I think that including diversity in all forms of media (adult as well as young adult fiction, TV, film, etc.) is very important, and it’s great that more gatekeepers are aware of this these days.
Have you come across any fallout among parents or librarians because of the sexuality portrayed in this YA novel?
I’d say 98% of the reactions I’ve heard about have been positive. (I don’t google myself, though.) I have read a couple of reviews in which the reader was obviously uncomfortable with the lesbian story line, but that’s to be expected.
However, two things have happened that remind me that some people are still not OK with gay folks.

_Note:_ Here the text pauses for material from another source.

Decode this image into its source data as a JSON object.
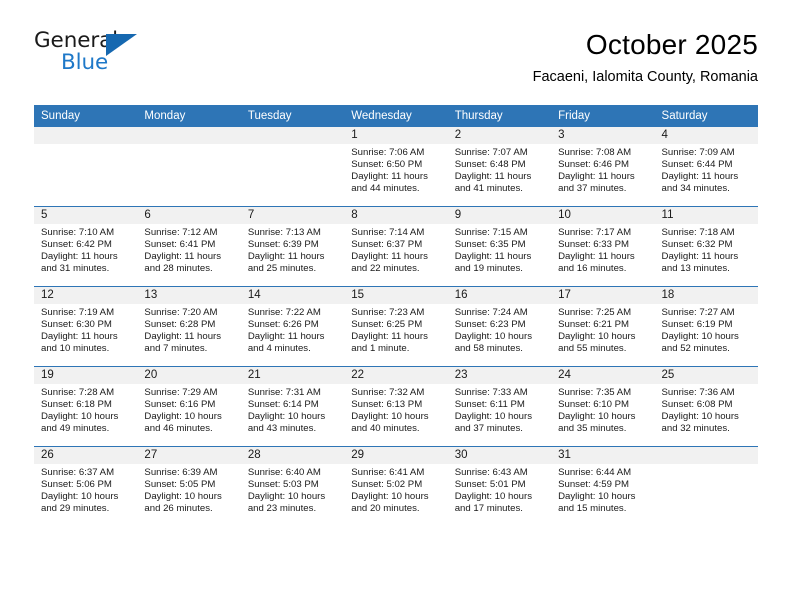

At one library event a teacher told me that she was unable to bring several of her students because their parents objected to my biography. I think she meant the copy on the book flap that says I was awarded the Sarah Pettit Memorial Prize for Excellence in LGBT Journalism—that’s the only thing I can think of that might have raised a flag, because it has the term “LGBT” in it. The cover copy of Ash itself does not trumpet the fact that Ash falls in love with a woman.
I was really shocked, actually, to hear this—probably because the teacher was so blunt about it. I am happy that she came and brought other students (oddly, younger ones) whose parents did not object to my bio.
I also had an amusing experience last fall. The Pacific Sun, a local newspaper, did a cover story aboutAsh and illustrated it with an image of two Disney princesses dancing together. (You can see it here:http://www.malindalo.com/2009/11/we-have-news/) Many parents wrote into the newspaper to object to that image, saying it was inappropriate for their children to see two girls dancing together. So, it wasn’t about Ash at all, but about a perception of sexuality where frankly there was none. In response to these parents’ letters, many other people wrote in and defended the image.
In 2010, there seems to be an expectation on authors that they play a big role in the online marketing of their books through blogs and other social media. What are your thoughts on this? You have a background in blogging; do you think this gives you an advantage in this area?
I think that every author should do what she can handle and what she’s comfortable with, while knowing that there is a limit to how much you can do on your own. Also, it’s much more important to write your next book than spend all your time promoting your last one.
I do think my background in working online helped me figure out what I wanted to do, but actually, the fact that my background was in online journalism helped even more. I came to this knowing enough about how the media works that I think I had realistic expectations of the kind of coverage I could get for Ash. And, honestly, I had some contacts in the media who helped me out. The fact that I worked in gay media was even better, because Ash has gay content. So, in a way I was perfectly prepared to promote Ash online.
On the other hand, I had never been a “young adult author” before, so I had no idea what that truly entailed. Figuring out what that means has also affected the way I view blogging and promotion. Basically, I’ve learned that writing has to come first, before any promoting, because I plan to be in this for the long haul.
Malinda Lo is the author of Ash (Little, Brown Books for Young Readers), which is a nominee for the Andre Norton Award, was a finalist for the 2010 William C. Morris Award, and was a Kirkus Best Young Adult Novel of 2009. Formerly, she was an entertainment reporter, and was awarded the 2006 Sarah Pettit Memorial Award for Excellence in LGBT Journalism by the National Lesbian & Gay Journalists Association. She is a graduate of Wellesley College and has master’s degrees from Harvard and Stanford universities. She has lived in Colorado, Boston, New York, London, Beijing, Los Angeles, and San Francisco, but now lives in a small town in Northern California with her partner and their dog.